Picking a winner of the Olympics is all about judging who has the greatest motivation. For some countries, the Games mean more, traditionally at least, than for others. The average person in Eastern Europe, so the general thinking goes, knows more about the Olympics than they do about grand slam titles. Certainly that was true for the Russian players – Yevgeny Kafelnikov won in Sydney in 2000 and the 1-2-3 in the Beijing women’s event was Elena Dementieva, Dinara Safina and Vera Zvonareva.
This time, with all the top players bar the injured Rafael Nadal – who won the gold medal in 2008 – present, it promises to be one of the most hotly contested Olympic events in history. Throw in the fact that it is on grass, at Wimbledon and the motivation is likely to be even greater.
Andy Murray will be hoping to banish memories of his near-miss at Wimbledon by winning gold but Paddy Power make him only their third favourite at 6-1 behind the clear top two, Roger Federer and Novak Djokovic. Federer won Wimbledon earlier this month and is chasing his first Olympic singles gold – as is Djokovic, but the Serb just about shades favouritism at 13-8 to the Swiss’s 7-4. Behind Murray there is then a massive gap to Jo-Wilfried Tsonga at 20-1.

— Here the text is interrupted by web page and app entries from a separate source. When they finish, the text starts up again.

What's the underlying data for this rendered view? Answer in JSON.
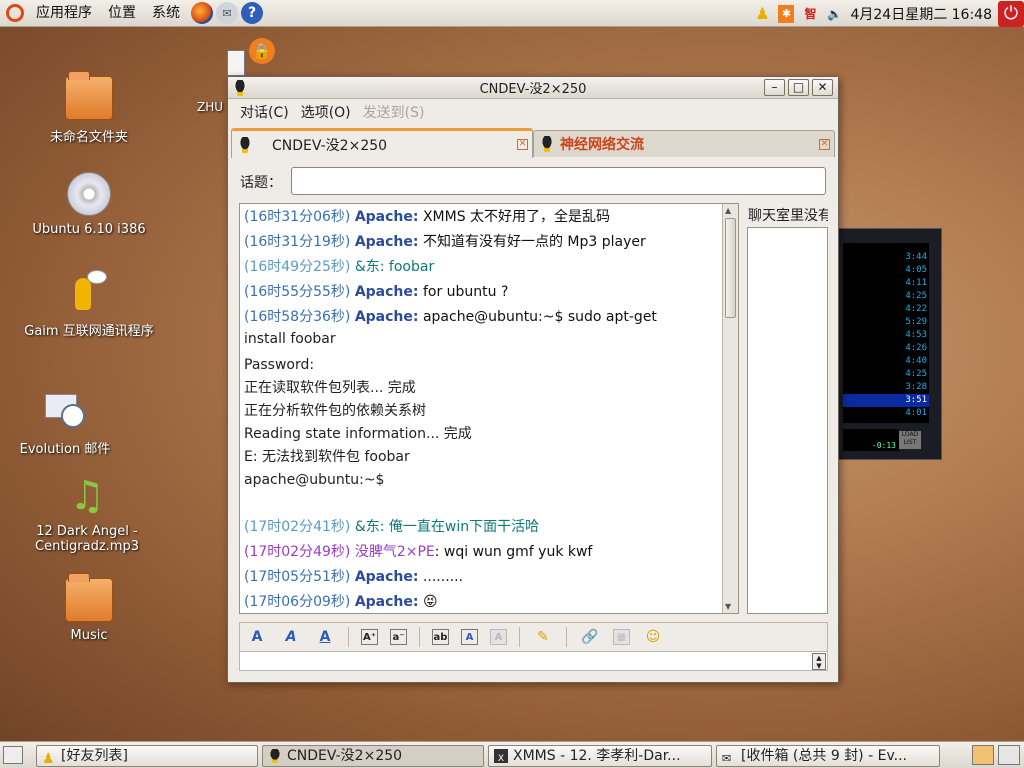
{
  "top_panel": {
    "menus": [
      "应用程序",
      "位置",
      "系统"
    ],
    "clock": "4月24日星期二 16:48",
    "tray_text": "智"
  },
  "desktop": {
    "icons": [
      {
        "label": "未命名文件夹",
        "icon": "folder-icon"
      },
      {
        "label": "Ubuntu 6.10 i386",
        "icon": "cdrom-icon"
      },
      {
        "label": "Gaim 互联网通讯程序",
        "icon": "gaim-icon"
      },
      {
        "label": "Evolution 邮件",
        "icon": "evolution-icon"
      },
      {
        "label": "12 Dark Angel - Centigradz.mp3",
        "icon": "music-note-icon"
      },
      {
        "label": "Music",
        "icon": "folder-icon"
      }
    ],
    "partial_label": "ZHU"
  },
  "window": {
    "title": "CNDEV-没2×250",
    "menus": [
      {
        "label": "对话(C)",
        "enabled": true
      },
      {
        "label": "选项(O)",
        "enabled": true
      },
      {
        "label": "发送到(S)",
        "enabled": false
      }
    ],
    "tabs": [
      {
        "label": "CNDEV-没2×250",
        "active": true
      },
      {
        "label": "神经网络交流",
        "active": false
      }
    ],
    "topic_label": "话题：",
    "topic_value": "",
    "members_label": "聊天室里没有",
    "compose_value": ""
  },
  "messages": [
    {
      "ts": "(16时31分06秒)",
      "who": "Apache:",
      "text": "XMMS 太不好用了，全是乱码"
    },
    {
      "ts": "(16时31分19秒)",
      "who": "Apache:",
      "text": "不知道有没有好一点的 Mp3 player"
    },
    {
      "ts": "(16时49分25秒)",
      "who": "&东:",
      "text": "foobar"
    },
    {
      "ts": "(16时55分55秒)",
      "who": "Apache:",
      "text": "for ubuntu ?"
    },
    {
      "ts": "(16时58分36秒)",
      "who": "Apache:",
      "text": "apache@ubuntu:~$ sudo apt-get"
    },
    {
      "cont": "install foobar"
    },
    {
      "plain": "Password:"
    },
    {
      "plain": "正在读取软件包列表... 完成"
    },
    {
      "plain": "正在分析软件包的依赖关系树"
    },
    {
      "plain": "Reading state information... 完成"
    },
    {
      "plain": "E: 无法找到软件包 foobar"
    },
    {
      "plain": "apache@ubuntu:~$"
    },
    {
      "plain": ""
    },
    {
      "ts": "(17时02分41秒)",
      "who": "&东:",
      "text": "俺一直在win下面干活哈"
    },
    {
      "ts": "(17时02分49秒)",
      "who": "没脾气2×PE",
      "text": ": wqi wun gmf yuk kwf"
    },
    {
      "ts": "(17时05分51秒)",
      "who": "Apache:",
      "text": "........."
    },
    {
      "ts": "(17时06分09秒)",
      "who": "Apache:",
      "text": "😝"
    }
  ],
  "xmms": {
    "times": [
      "3:44",
      "4:05",
      "4:11",
      "4:25",
      "4:22",
      "5:29",
      "4:53",
      "4:26",
      "4:40",
      "4:25",
      "3:28",
      "3:51",
      "4:01"
    ],
    "selected_index": 11,
    "counter": "-0:13",
    "button": "LOAD LIST",
    "marker": "99"
  },
  "taskbar": {
    "tasks": [
      "[好友列表]",
      "CNDEV-没2×250",
      "XMMS - 12. 李孝利-Dar...",
      "[收件箱 (总共 9 封) - Ev..."
    ]
  }
}
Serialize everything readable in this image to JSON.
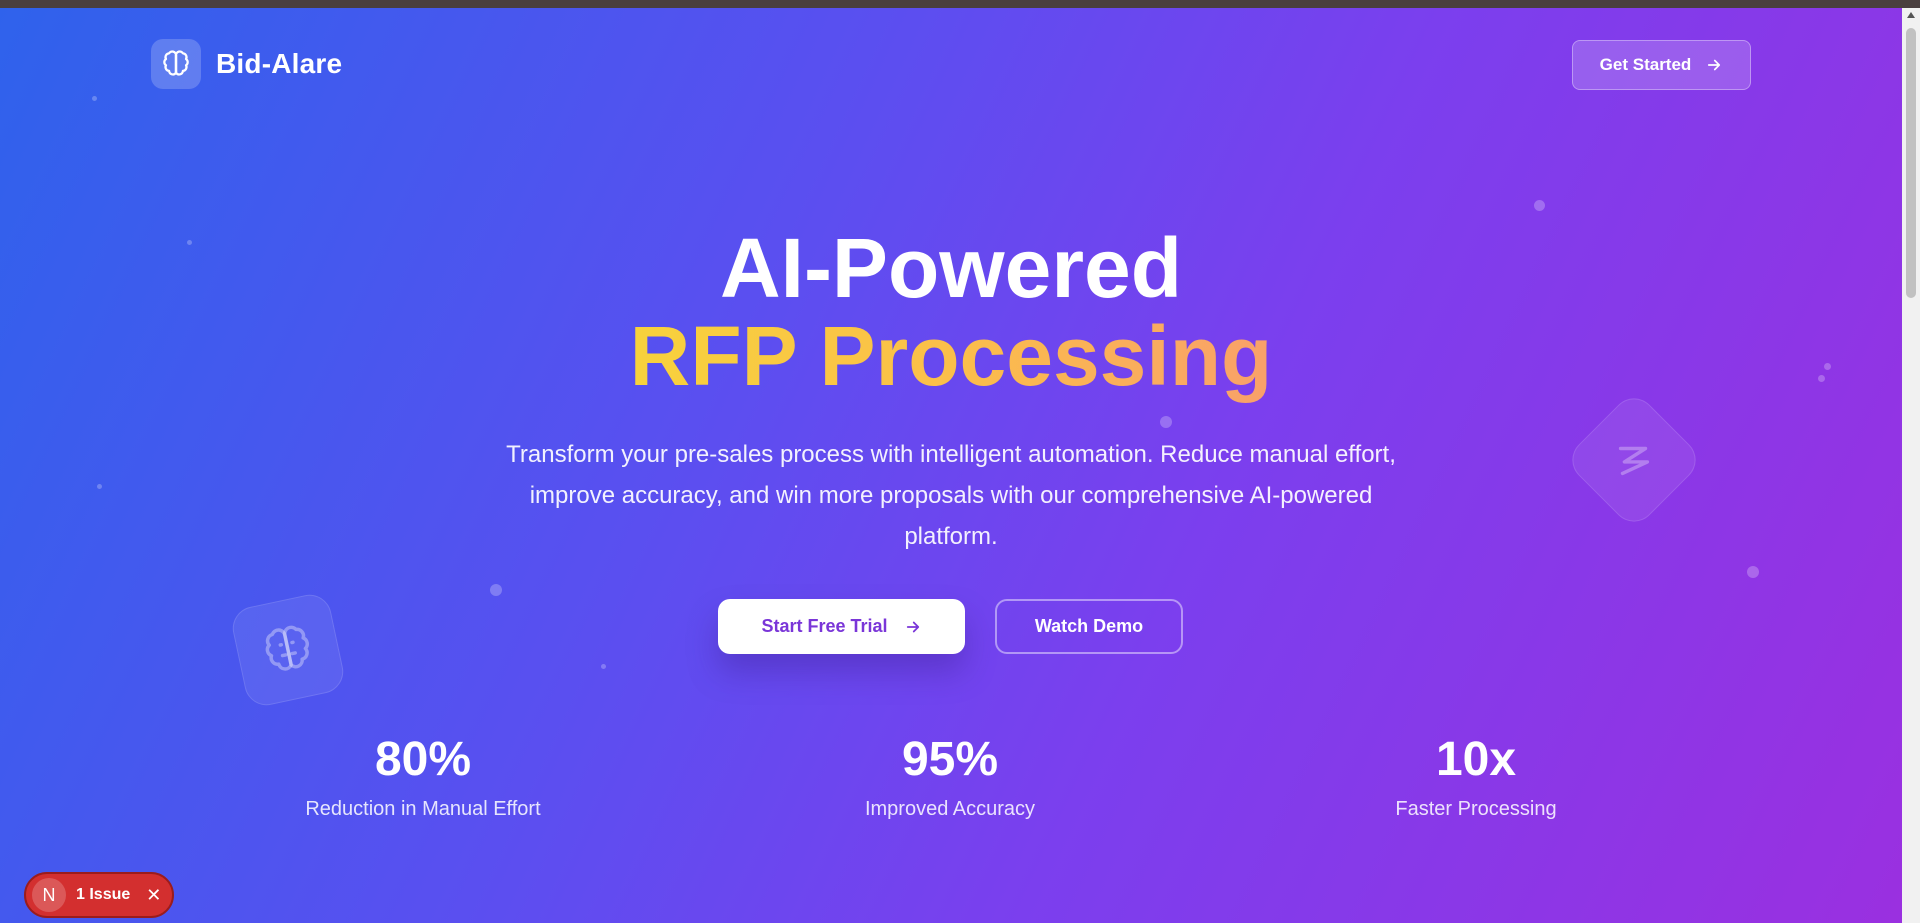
{
  "brand": {
    "name": "Bid-Alare",
    "logo_icon": "brain-icon"
  },
  "header": {
    "cta_label": "Get Started",
    "cta_icon": "arrow-right-icon"
  },
  "hero": {
    "title_line1": "AI-Powered",
    "title_line2": "RFP Processing",
    "subtitle": "Transform your pre-sales process with intelligent automation. Reduce manual effort, improve accuracy, and win more proposals with our comprehensive AI-powered platform.",
    "primary_button": "Start Free Trial",
    "secondary_button": "Watch Demo"
  },
  "stats": [
    {
      "value": "80%",
      "label": "Reduction in Manual Effort"
    },
    {
      "value": "95%",
      "label": "Improved Accuracy"
    },
    {
      "value": "10x",
      "label": "Faster Processing"
    }
  ],
  "dev_overlay": {
    "badge_letter": "N",
    "issue_text": "1 Issue"
  },
  "colors": {
    "gradient_start": "#2f62ec",
    "gradient_end": "#9a30e0",
    "accent_yellow": "#f7d23c",
    "accent_orange": "#f9a06a",
    "issue_red": "#d32f2f"
  }
}
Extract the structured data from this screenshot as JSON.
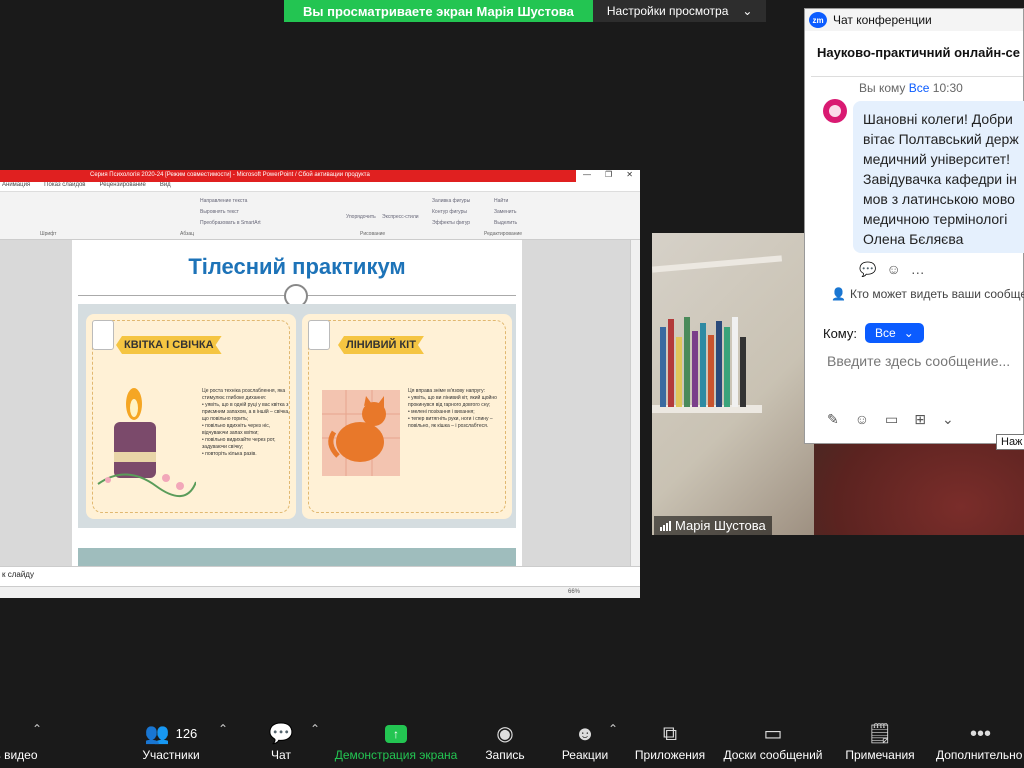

The 64-man draw promises to be a tough, tough event, and the best-of-three set format, up until the final, means that there could well be more upsets than usual.
On paper, there is no question that Federer has the best draw, with Djokovic, Murray, Tsonga and Tomas Berdych all in the bottom half. The Swiss has a couple of potential dangers in the early rounds but it would be a big surprise if he does not at least make the last four.
With Murray, it is all about how he has overcome the disappointment of going so close at Wimbledon, where Federer dashed his hopes in the final. The Briton looks to be content, which is a good sign and though he has a very difficult draw, we said the same thing at Wimbledon.
Djokovic, too, looks confident and he absolutely revels in a team environment. Something about it seems to bring out the best in him and having been beaten by Federer in the semi-finals, taking his No 1 ranking with him, the Serb will be keen to win gold. Grass gives Federer a better chance but it is not as if Djokovic cannot play on it – he did win Wimbledon in 2011 after all. If it stays dry, then the conditions will be more in his favour and at the prices, he is better value with his motivation absolutely not in question. Winning gold for Serbia would be a massive achievement for him.
If you are looking for an each-way shot then there is little point in looking in the bottom half, where things are so loaded. Instead, let us take a punt and assume that if Federer is to be upset, then someone could come through from his section to reach the final.
If it was not for Federer, David Ferrer would surely be nowhere near as big as 33-1, with Paddy Power paying half the odds for reaching the final. The Spaniard played his best ever Wimbledon earlier this month, is in the form of his life and is a physical beast. With no Nadal, he’s Spain’s leader this time and he could well upset the odds.